* _Task instructions_:
Copy out the data word for word. The images are not part of the copy.

↓↓↓

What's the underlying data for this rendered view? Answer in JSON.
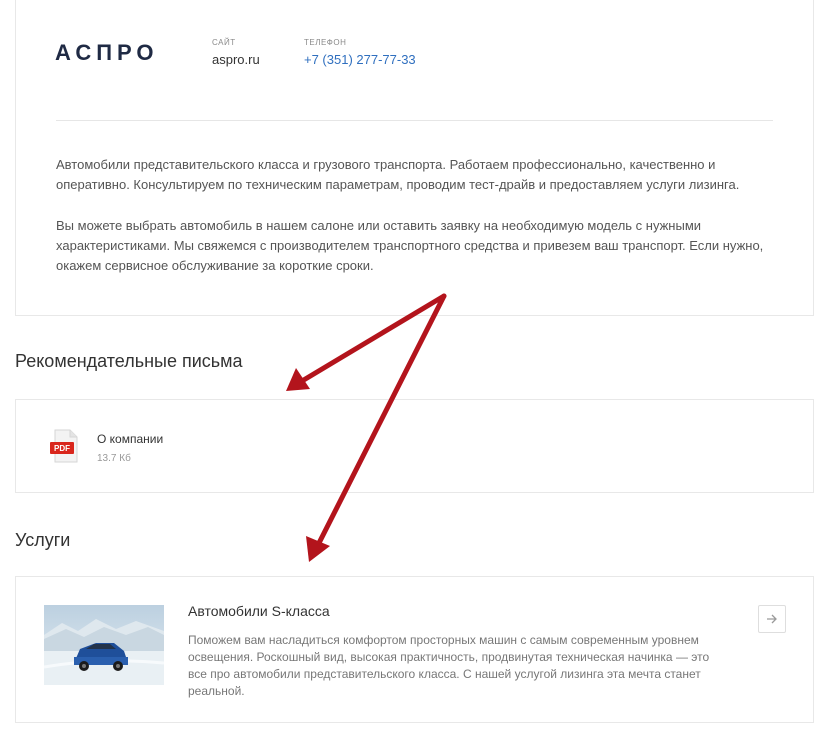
{
  "header": {
    "logo": "АСПРО",
    "site_label": "САЙТ",
    "site_value": "aspro.ru",
    "phone_label": "ТЕЛЕФОН",
    "phone_value": "+7 (351) 277-77-33"
  },
  "about": {
    "paragraph1": "Автомобили представительского класса и грузового транспорта. Работаем профессионально, качественно и оперативно. Консультируем по техническим параметрам, проводим тест-драйв и предоставляем услуги лизинга.",
    "paragraph2": "Вы можете выбрать автомобиль в нашем салоне или оставить заявку на необходимую модель с нужными характеристиками. Мы свяжемся с производителем транспортного средства и привезем ваш транспорт. Если нужно, окажем сервисное обслуживание за короткие сроки."
  },
  "letters": {
    "title": "Рекомендательные письма",
    "items": [
      {
        "icon": "pdf-icon",
        "icon_label": "PDF",
        "name": "О компании",
        "size": "13.7 Кб"
      }
    ]
  },
  "services": {
    "title": "Услуги",
    "items": [
      {
        "title": "Автомобили S-класса",
        "description": "Поможем вам насладиться комфортом просторных машин с самым современным уровнем освещения. Роскошный вид, высокая практичность, продвинутая техническая начинка — это все про автомобили представительского класса. С нашей услугой лизинга эта мечта станет реальной.",
        "arrow_icon": "arrow-right-icon"
      }
    ]
  },
  "colors": {
    "logo": "#1f2a44",
    "link": "#2f6fbf",
    "pdf_red": "#d9261c",
    "annotation_arrow": "#b3141c"
  }
}
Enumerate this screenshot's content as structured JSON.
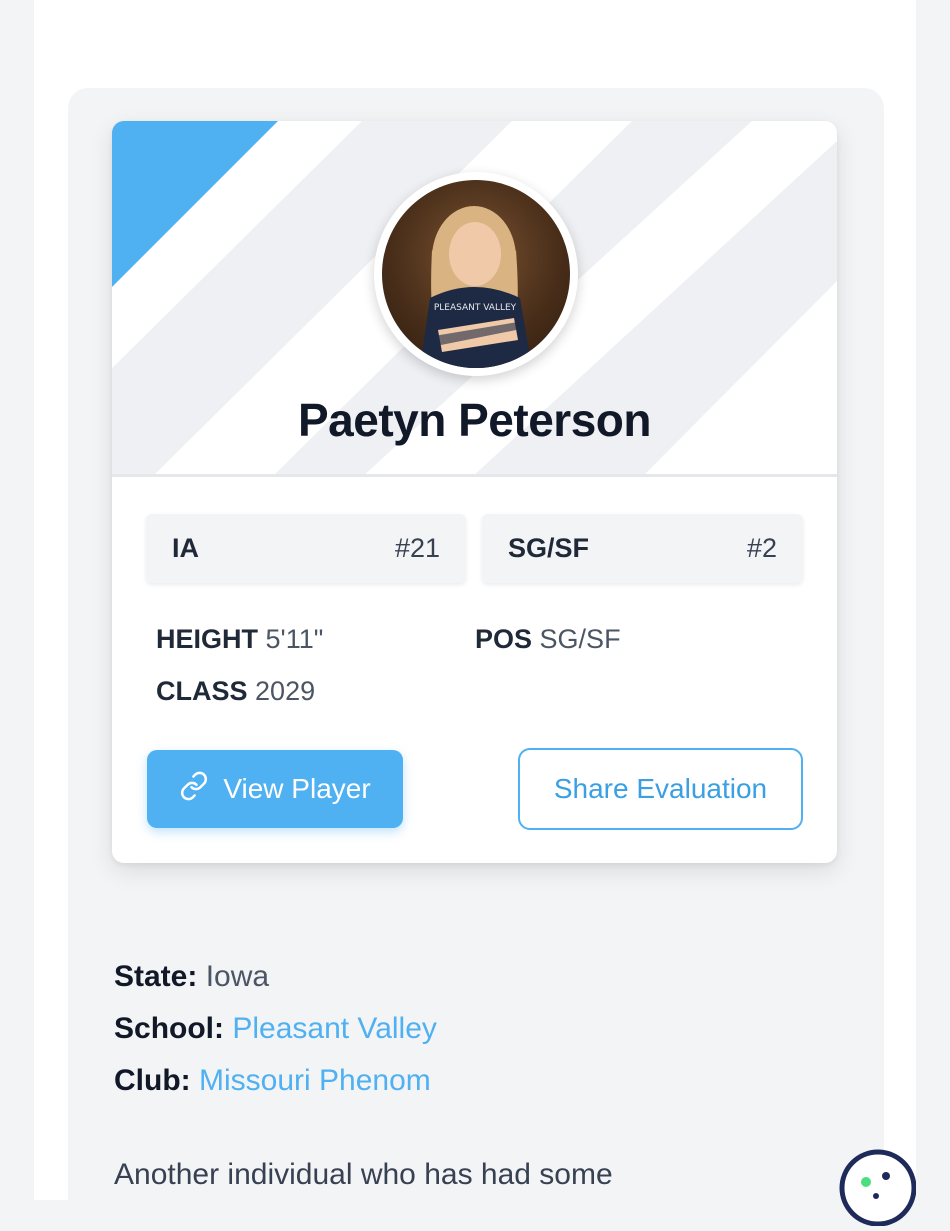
{
  "player": {
    "name": "Paetyn Peterson",
    "photo": "player-photo"
  },
  "badges": {
    "state": {
      "label": "IA",
      "rank": "#21"
    },
    "position": {
      "label": "SG/SF",
      "rank": "#2"
    }
  },
  "stats": {
    "height_label": "HEIGHT",
    "height_value": "5'11\"",
    "class_label": "CLASS",
    "class_value": "2029",
    "pos_label": "POS",
    "pos_value": "SG/SF"
  },
  "buttons": {
    "view_player": "View Player",
    "view_player_icon": "link-icon",
    "share_evaluation": "Share Evaluation"
  },
  "details": {
    "state_label": "State:",
    "state_value": "Iowa",
    "school_label": "School:",
    "school_value": "Pleasant Valley",
    "club_label": "Club:",
    "club_value": "Missouri Phenom"
  },
  "article": {
    "text": "Another individual who has had some"
  },
  "colors": {
    "accent": "#4fb0f2",
    "text": "#1f2937",
    "panel": "#f3f4f6"
  },
  "widgets": {
    "cookie_icon": "cookie-icon"
  }
}
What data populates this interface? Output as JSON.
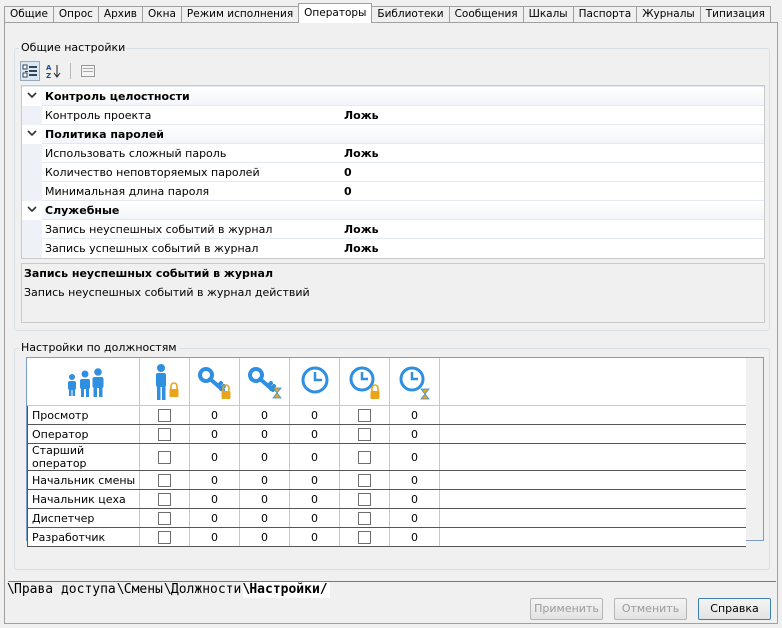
{
  "tabs": [
    "Общие",
    "Опрос",
    "Архив",
    "Окна",
    "Режим исполнения",
    "Операторы",
    "Библиотеки",
    "Сообщения",
    "Шкалы",
    "Паспорта",
    "Журналы",
    "Типизация"
  ],
  "general": {
    "title": "Общие настройки",
    "categories": [
      {
        "name": "Контроль целостности",
        "props": [
          {
            "name": "Контроль проекта",
            "value": "Ложь"
          }
        ]
      },
      {
        "name": "Политика паролей",
        "props": [
          {
            "name": "Использовать сложный пароль",
            "value": "Ложь"
          },
          {
            "name": "Количество неповторяемых паролей",
            "value": "0"
          },
          {
            "name": "Минимальная длина пароля",
            "value": "0"
          }
        ]
      },
      {
        "name": "Служебные",
        "props": [
          {
            "name": "Запись неуспешных событий в журнал",
            "value": "Ложь"
          },
          {
            "name": "Запись успешных событий в журнал",
            "value": "Ложь"
          }
        ]
      }
    ],
    "description": {
      "title": "Запись неуспешных событий в журнал",
      "text": "Запись неуспешных событий в журнал действий"
    }
  },
  "positions": {
    "title": "Настройки по должностям",
    "columns": [
      "group-icon",
      "person-lock-icon",
      "key-lock-icon",
      "key-hourglass-icon",
      "clock-icon",
      "clock-lock-icon",
      "clock-hourglass-icon"
    ],
    "rows": [
      {
        "name": "Просмотр",
        "c1": false,
        "c2": "0",
        "c3": "0",
        "c4": "0",
        "c5": false,
        "c6": "0"
      },
      {
        "name": "Оператор",
        "c1": false,
        "c2": "0",
        "c3": "0",
        "c4": "0",
        "c5": false,
        "c6": "0"
      },
      {
        "name": "Старший оператор",
        "c1": false,
        "c2": "0",
        "c3": "0",
        "c4": "0",
        "c5": false,
        "c6": "0"
      },
      {
        "name": "Начальник смены",
        "c1": false,
        "c2": "0",
        "c3": "0",
        "c4": "0",
        "c5": false,
        "c6": "0"
      },
      {
        "name": "Начальник цеха",
        "c1": false,
        "c2": "0",
        "c3": "0",
        "c4": "0",
        "c5": false,
        "c6": "0"
      },
      {
        "name": "Диспетчер",
        "c1": false,
        "c2": "0",
        "c3": "0",
        "c4": "0",
        "c5": false,
        "c6": "0"
      },
      {
        "name": "Разработчик",
        "c1": false,
        "c2": "0",
        "c3": "0",
        "c4": "0",
        "c5": false,
        "c6": "0"
      }
    ]
  },
  "bottom_tabs": [
    "Права доступа",
    "Смены",
    "Должности",
    "Настройки"
  ],
  "buttons": {
    "apply": "Применить",
    "cancel": "Отменить",
    "help": "Справка"
  },
  "colors": {
    "accent": "#2f8fe0",
    "lock": "#e8a51a"
  }
}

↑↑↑

* _Answer space_:
What's the underlying data for this rendered view? Answer in JSON.
{
  "header": {
    "logo": "АСПРО",
    "site_label": "САЙТ",
    "site_value": "aspro.ru",
    "phone_label": "ТЕЛЕФОН",
    "phone_value": "+7 (351) 277-77-33"
  },
  "about": {
    "paragraph1": "Автомобили представительского класса и грузового транспорта. Работаем профессионально, качественно и оперативно. Консультируем по техническим параметрам, проводим тест-драйв и предоставляем услуги лизинга.",
    "paragraph2": "Вы можете выбрать автомобиль в нашем салоне или оставить заявку на необходимую модель с нужными характеристиками. Мы свяжемся с производителем транспортного средства и привезем ваш транспорт. Если нужно, окажем сервисное обслуживание за короткие сроки."
  },
  "letters": {
    "title": "Рекомендательные письма",
    "items": [
      {
        "icon": "pdf-icon",
        "icon_label": "PDF",
        "name": "О компании",
        "size": "13.7 Кб"
      }
    ]
  },
  "services": {
    "title": "Услуги",
    "items": [
      {
        "title": "Автомобили S-класса",
        "description": "Поможем вам насладиться комфортом просторных машин с самым современным уровнем освещения. Роскошный вид, высокая практичность, продвинутая техническая начинка — это все про автомобили представительского класса. С нашей услугой лизинга эта мечта станет реальной.",
        "arrow_icon": "arrow-right-icon"
      }
    ]
  },
  "colors": {
    "logo": "#1f2a44",
    "link": "#2f6fbf",
    "pdf_red": "#d9261c",
    "annotation_arrow": "#b3141c"
  }
}
Enumerate this screenshot's content as structured JSON.
{
  "player": {
    "name": "Paetyn Peterson",
    "photo": "player-photo"
  },
  "badges": {
    "state": {
      "label": "IA",
      "rank": "#21"
    },
    "position": {
      "label": "SG/SF",
      "rank": "#2"
    }
  },
  "stats": {
    "height_label": "HEIGHT",
    "height_value": "5'11\"",
    "class_label": "CLASS",
    "class_value": "2029",
    "pos_label": "POS",
    "pos_value": "SG/SF"
  },
  "buttons": {
    "view_player": "View Player",
    "view_player_icon": "link-icon",
    "share_evaluation": "Share Evaluation"
  },
  "details": {
    "state_label": "State:",
    "state_value": "Iowa",
    "school_label": "School:",
    "school_value": "Pleasant Valley",
    "club_label": "Club:",
    "club_value": "Missouri Phenom"
  },
  "article": {
    "text": "Another individual who has had some"
  },
  "colors": {
    "accent": "#4fb0f2",
    "text": "#1f2937",
    "panel": "#f3f4f6"
  },
  "widgets": {
    "cookie_icon": "cookie-icon"
  }
}
What data populates this interface? Output as JSON.
{
  "tabs": [
    "Общие",
    "Опрос",
    "Архив",
    "Окна",
    "Режим исполнения",
    "Операторы",
    "Библиотеки",
    "Сообщения",
    "Шкалы",
    "Паспорта",
    "Журналы",
    "Типизация"
  ],
  "general": {
    "title": "Общие настройки",
    "categories": [
      {
        "name": "Контроль целостности",
        "props": [
          {
            "name": "Контроль проекта",
            "value": "Ложь"
          }
        ]
      },
      {
        "name": "Политика паролей",
        "props": [
          {
            "name": "Использовать сложный пароль",
            "value": "Ложь"
          },
          {
            "name": "Количество неповторяемых паролей",
            "value": "0"
          },
          {
            "name": "Минимальная длина пароля",
            "value": "0"
          }
        ]
      },
      {
        "name": "Служебные",
        "props": [
          {
            "name": "Запись неуспешных событий в журнал",
            "value": "Ложь"
          },
          {
            "name": "Запись успешных событий в журнал",
            "value": "Ложь"
          }
        ]
      }
    ],
    "description": {
      "title": "Запись неуспешных событий в журнал",
      "text": "Запись неуспешных событий в журнал действий"
    }
  },
  "positions": {
    "title": "Настройки по должностям",
    "columns": [
      "group-icon",
      "person-lock-icon",
      "key-lock-icon",
      "key-hourglass-icon",
      "clock-icon",
      "clock-lock-icon",
      "clock-hourglass-icon"
    ],
    "rows": [
      {
        "name": "Просмотр",
        "c1": false,
        "c2": "0",
        "c3": "0",
        "c4": "0",
        "c5": false,
        "c6": "0"
      },
      {
        "name": "Оператор",
        "c1": false,
        "c2": "0",
        "c3": "0",
        "c4": "0",
        "c5": false,
        "c6": "0"
      },
      {
        "name": "Старший оператор",
        "c1": false,
        "c2": "0",
        "c3": "0",
        "c4": "0",
        "c5": false,
        "c6": "0"
      },
      {
        "name": "Начальник смены",
        "c1": false,
        "c2": "0",
        "c3": "0",
        "c4": "0",
        "c5": false,
        "c6": "0"
      },
      {
        "name": "Начальник цеха",
        "c1": false,
        "c2": "0",
        "c3": "0",
        "c4": "0",
        "c5": false,
        "c6": "0"
      },
      {
        "name": "Диспетчер",
        "c1": false,
        "c2": "0",
        "c3": "0",
        "c4": "0",
        "c5": false,
        "c6": "0"
      },
      {
        "name": "Разработчик",
        "c1": false,
        "c2": "0",
        "c3": "0",
        "c4": "0",
        "c5": false,
        "c6": "0"
      }
    ]
  },
  "bottom_tabs": [
    "Права доступа",
    "Смены",
    "Должности",
    "Настройки"
  ],
  "buttons": {
    "apply": "Применить",
    "cancel": "Отменить",
    "help": "Справка"
  },
  "colors": {
    "accent": "#2f8fe0",
    "lock": "#e8a51a"
  }
}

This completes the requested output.